Canadian graffiti artists apparently feel the same way. Last year for example, graffiti artist Alexandre Veilleux sued Radio-Canada and Productions Aetios Inc., the production company behind the popular television show 30 Vies, for featuring in the show and on promotional billboards his spray-painted graffiti tag (located on René Lévesque Boulevard in Montreal) and a mural without his permission.
The artist claimed that his moral rights were violated because his artistic reputation was allegedly damaged by the association of his work with the television program.

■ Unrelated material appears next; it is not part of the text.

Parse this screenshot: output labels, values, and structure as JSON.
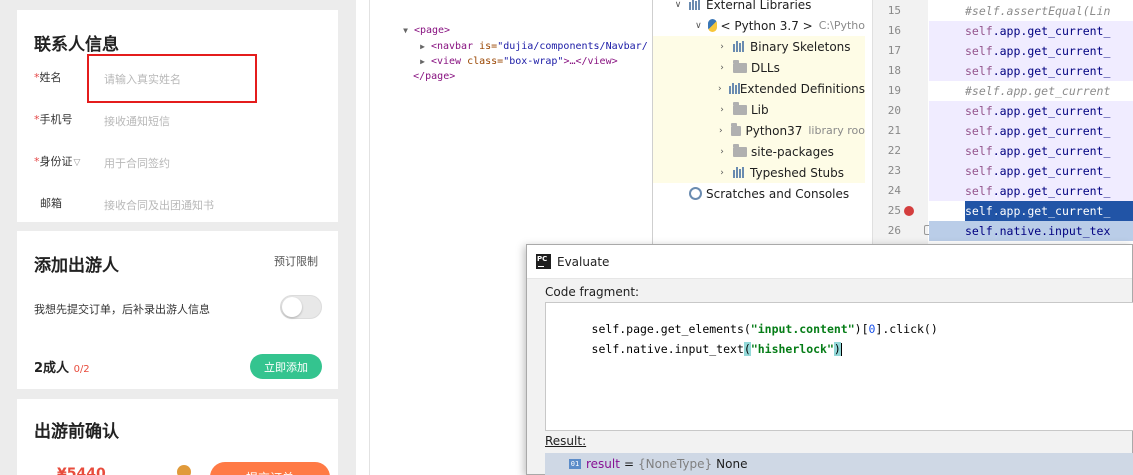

In Canada, in addition to claiming copyright infringement, graffiti artists can allege that their moral rights have been violated by the prejudicial modification and reproduction of their works or an unauthorized use of their works in association a with a product, service, cause or institution.
Section 14.1(1) of the Copyright Act provides that an author of a work has a right "to the integrity of the work," which the Supreme Court (Théberge v. Galerie d'Art du Petit Champlain Inc.,  SCC 34) has deemed to be breached if the work is "modified to the prejudice of the honour or reputation of the author."
To avoid possible infringement claims, it is prudent, where possible, to obtain the artist's permission before reproducing a work of graffiti in another work.
However, where this is not possible, which is frequently the case (since graffiti artists are notorious for keeping their identities secret), the following sections of the Copyright Act may provide possible defences to an infringement claim:
- Incidental use: Section 30.7 may apply if the graffiti is only "incidentally and not deliberately" included in another work;
- Fair dealing: Section 29 may apply if the graffiti use falls within one of the allowable "fair dealing" purposes set out in the Act (e.g., research, parody/satire, or news reporting, etc.) and the use is considered "fair" having regard to the factors articulated by the Supreme Court of Canada; or
- Permitted acts: Section 32.2(1)(b) may apply if the graffiti constitutes a "work of artistic craftsmanship" that is "permanently situated in a public space or building."
Of course, it is always an option to try and rely on the old adage that: "crime doesn't pay" and argue that those who commit illegal acts should not be permitted to profit from them afterwards. But although this position may have merit (and relevance when it comes to damages), it is not supported by the current Canadian Copyright Act or jurisprudence.
This article originally appeared in the January 22, 2016, issue of The Lawyers Weekly published by LexisNexis Canada Inc.
The content of this article does not constitute legal advice and should not be relied on in that way. Specific advice should be sought about your specific circumstances.